The Elephant in the Room – Stress

Stress isn’t a product we buy or even want to buy, yet we are all impacted by stress. We wear it on our faces, carry it with us to work and allow it to impact our home life. Stress is everywhere, some stress is good, some is bad, and some stress can be out of control.


Back in July, I wanted to know more about this elephant in the room we call ‘Stress’, so I sat down and interviewed Clinical Psychologist, Mark Thorpe about work stress, personal stress and home life stresses.

Mark began the interview by saying that ‘Stress is the spice of life’. This comment intrigued me… If it’s the spice of life, why do so many people struggle with stress, struggle to talk about it and struggle in silence?


When I was 10 years old my Dad went through ‘Burnout’. Burnout is stress in overload, everything becomes too much to handle, work, home, family and general life. I remember watching my Dad struggle with everyday tasks. He struggled to go to work, to be a Dad and be a husband. It was bad, really bad but Dad eventually got help. I think as a child seeing this happen it started my fascination with stress, why people get stressed, why we don’t talk about it and how to manage stress when it happens… because stressful times do happen, you can’t avoid it!


These are just a few things that stood out to me from my time spent interviewing Mark Thorpe about stress:


#1 Stress is good

Everyone needs stress, it helps motivate us, gets us out of bed each day and helps us work towards deadlines. Without any form of stress, deadlines or urgency we wouldn’t be getting tasks done or goals and commitments finished. This reminded me of doing my degree, if I never had a deadline for assignments I’d always procrastinate and never turn in a single thing. So not all stress is bad, we need stress.


#2 Stress can be bad

When we are under accumulate stress, this can become too much to manage. Stress for a prolonged amount of time can impact our mood, behaviours and thoughts. It may be because we have unrealistic expectations on ourselves, others, relationships and work which is causing us to feel this way. We can begin to manage this by accessing our expectations and re-evaluating them. Don’t let stress get out of control, check out your expectations on a frequent basis to see if they are causing you unnecessary stress.

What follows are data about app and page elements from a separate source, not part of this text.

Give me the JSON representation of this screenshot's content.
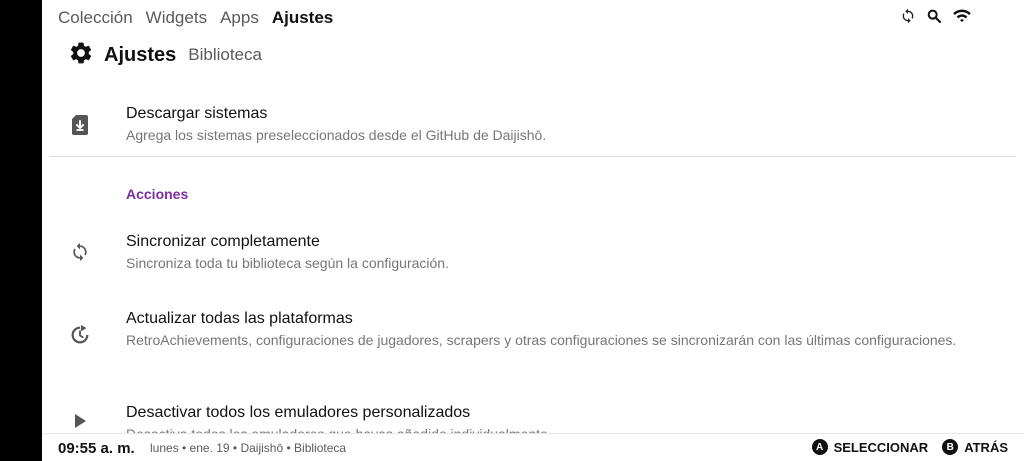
{
  "nav": {
    "tabs": [
      {
        "label": "Colección",
        "active": false
      },
      {
        "label": "Widgets",
        "active": false
      },
      {
        "label": "Apps",
        "active": false
      },
      {
        "label": "Ajustes",
        "active": true
      }
    ]
  },
  "top_icons": [
    "sync-icon",
    "search-icon",
    "wifi-icon"
  ],
  "header": {
    "icon": "gear-icon",
    "title": "Ajustes",
    "subtitle": "Biblioteca"
  },
  "items": {
    "download": {
      "icon": "sd-card-download-icon",
      "title": "Descargar sistemas",
      "desc": "Agrega los sistemas preseleccionados desde el GitHub de Daijishō."
    },
    "section_actions": "Acciones",
    "sync": {
      "icon": "sync-icon",
      "title": "Sincronizar completamente",
      "desc": "Sincroniza toda tu biblioteca según la configuración."
    },
    "update": {
      "icon": "refresh-icon",
      "title": "Actualizar todas las plataformas",
      "desc": "RetroAchievements, configuraciones de jugadores, scrapers y otras configuraciones se sincronizarán con las últimas configuraciones."
    },
    "disable": {
      "icon": "play-icon",
      "title": "Desactivar todos los emuladores personalizados",
      "desc": "Desactiva todos los emuladores que hayas añadido individualmente."
    }
  },
  "statusbar": {
    "time": "09:55 a. m.",
    "info": "lunes • ene. 19 • Daijishō • Biblioteca",
    "actions": [
      {
        "button": "A",
        "label": "SELECCIONAR"
      },
      {
        "button": "B",
        "label": "ATRÁS"
      }
    ]
  },
  "colors": {
    "accent": "#7b2fa0",
    "text_primary": "#111111",
    "text_secondary": "#767676",
    "divider": "#dcdcdc"
  }
}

#3 Stress can make us fat

I’m not sure about you but when I’ve had a stressful day the one thing I’ve wanted to do is reach for the takeaway menu, get myself a sweet treat and enjoy a glass of wine. When we are stressed the ‘stress hormone’ cortisol rises, which can create higher insulin levels, your blood sugar drops and you crave sugary, fatty foods. While this is what we may feel like doing, it often only leaves us feeling worse, especially if we have had stress for a prolonged period, this isn’t ideal for the waistline. So, if you are feeling this way, try and reach for healthier alternatives a hot chicken from the supermarket instead of takeaways, healthier snacks of nuts, seeds, hummus or fruit and a cup of tea instead of wine at night. It may not sound as exciting, but your body will thank you for it.

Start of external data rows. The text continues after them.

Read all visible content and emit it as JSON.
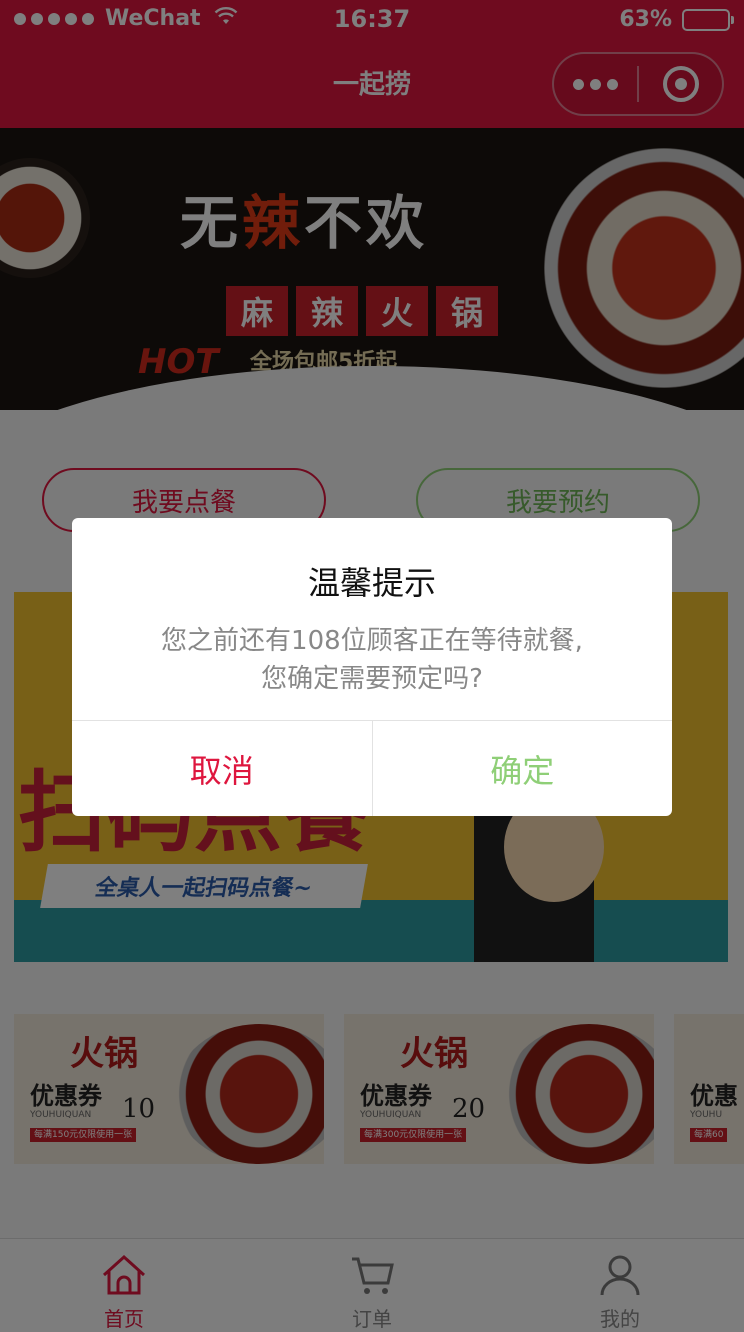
{
  "status_bar": {
    "carrier": "WeChat",
    "time": "16:37",
    "battery": "63%",
    "battery_level": 0.63
  },
  "nav": {
    "title": "一起捞"
  },
  "banner": {
    "headline": "无辣不欢",
    "tags": [
      "麻",
      "辣",
      "火",
      "锅"
    ],
    "hot": "HOT",
    "promo": "全场包邮5折起"
  },
  "actions": {
    "order_label": "我要点餐",
    "book_label": "我要预约"
  },
  "scan_banner": {
    "big_text": "扫码点餐",
    "ribbon_text": "全桌人一起扫码点餐~"
  },
  "coupons": [
    {
      "title": "火锅",
      "label": "优惠券",
      "subtitle": "YOUHUIQUAN",
      "amount": "10",
      "condition": "每满150元仅限使用一张"
    },
    {
      "title": "火锅",
      "label": "优惠券",
      "subtitle": "YOUHUIQUAN",
      "amount": "20",
      "condition": "每满300元仅限使用一张"
    },
    {
      "title": "",
      "label": "优惠",
      "subtitle": "YOUHU",
      "amount": "",
      "condition": "每满60"
    }
  ],
  "tabs": [
    {
      "label": "首页",
      "icon": "home-icon",
      "active": true
    },
    {
      "label": "订单",
      "icon": "cart-icon",
      "active": false
    },
    {
      "label": "我的",
      "icon": "user-icon",
      "active": false
    }
  ],
  "dialog": {
    "title": "温馨提示",
    "message_line1": "您之前还有108位顾客正在等待就餐,",
    "message_line2": "您确定需要预定吗?",
    "cancel_label": "取消",
    "confirm_label": "确定"
  },
  "colors": {
    "brand": "#de163e",
    "confirm": "#8fcf77"
  }
}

#4 We can manage stress

The most helpful thing to know about stress is that while it will affect all of us, we can all do something about it. This is often referred to as ‘Self-care’. This is where you take time each day or week to look after yourself. It may seem ‘airy fairy’ to some people but I’ve found when everything seems too much, and stress is overwhelming, take a break, even for 5 minutes, and do something for yourself.

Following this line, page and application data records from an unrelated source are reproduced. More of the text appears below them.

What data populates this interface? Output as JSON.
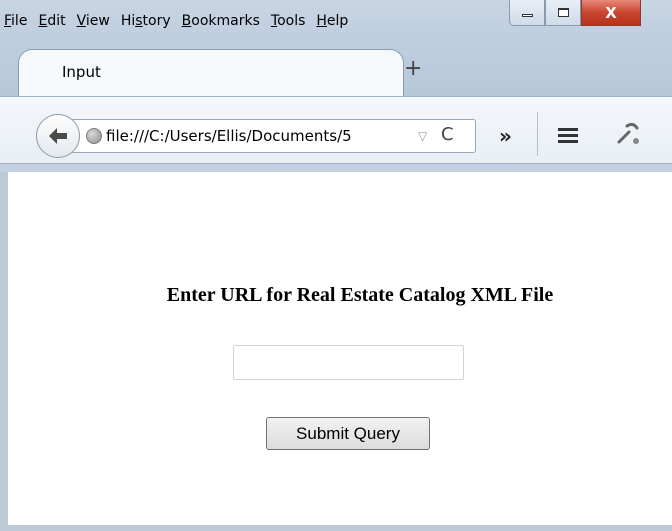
{
  "menubar": {
    "items": [
      {
        "accel": "F",
        "rest": "ile"
      },
      {
        "accel": "E",
        "rest": "dit"
      },
      {
        "accel": "V",
        "rest": "iew"
      },
      {
        "pre": "Hi",
        "accel": "s",
        "rest": "tory"
      },
      {
        "accel": "B",
        "rest": "ookmarks"
      },
      {
        "accel": "T",
        "rest": "ools"
      },
      {
        "accel": "H",
        "rest": "elp"
      }
    ]
  },
  "window": {
    "close_glyph": "X"
  },
  "tabs": {
    "active_title": "Input",
    "new_tab_glyph": "+"
  },
  "toolbar": {
    "back_icon": "back-arrow-icon",
    "url": "file:///C:/Users/Ellis/Documents/5",
    "dropmarker": "▽",
    "reload_glyph": "C",
    "overflow_glyph": "»",
    "dev_icon": "developer-wrench-icon"
  },
  "page": {
    "heading": "Enter URL for Real Estate Catalog XML File",
    "input_value": "",
    "submit_label": "Submit Query"
  },
  "colors": {
    "chrome": "#bfcedf",
    "close": "#c7452f"
  }
}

Self-care can include many different activities and exercises. Examples of these self-care activities are:


  • Prayer and meditation
  • Mindfulness and being present
  • Yoga, relaxation and listening to soothing music
  • Going for a walk
  • Eating healthy and nutritious foods
  • Having a massage
  • Reading a book
  • Catching up with friends
  • Watching a movie
  • Having a technology/social media free day


#5 Talk about it

Many people struggle in silence if they are feeling stressed and overwhelmed but there is no shame in asking for help. If a task is too big, deadlines looming are too much and crunch time at work is causing you to crumble, talk about it. Talk to your boss, talk with your colleagues and talk with your family. It’s been said that a problem shared is a problem halved. Those close to you may not have had any idea you are feeling stressed, so let them know. They may be able to help and even if they can’t directly change the situation, they will be able to understand your situation more. It’s often helpful to speak with someone when you are struggling with stress. Just the process of talking with someone you trust can help you gain a new perspective and help identify what could be causing the stress.


Stop letting stress be that awkward elephant in the room, talk about it, manage it and be open to letting people help you.


If you would like to see the full interview with Clinical Psychologist, Mark Thorpe you can – Watch Here

or to complete our E-Course called the Stress Factor – Start Here





Kirsty Steel

Kirsty has been dedicated to training and developing the lives of people for over a decade throughout Australasia. She has presented health and wellbeing presentations to over 80,000 people ranging from not-for-profits, corporate businesses to schools, teen parenting units and youth prison.

Along with a Bachelor of Communication Studies and Certificate in Tertiary Teaching, Kirsty has also completed Eating Disorder Facilitation and Applied Suicide Intervention. Her passion to see people living a happy, healthy life is what sparked the idea to start Develop HQ.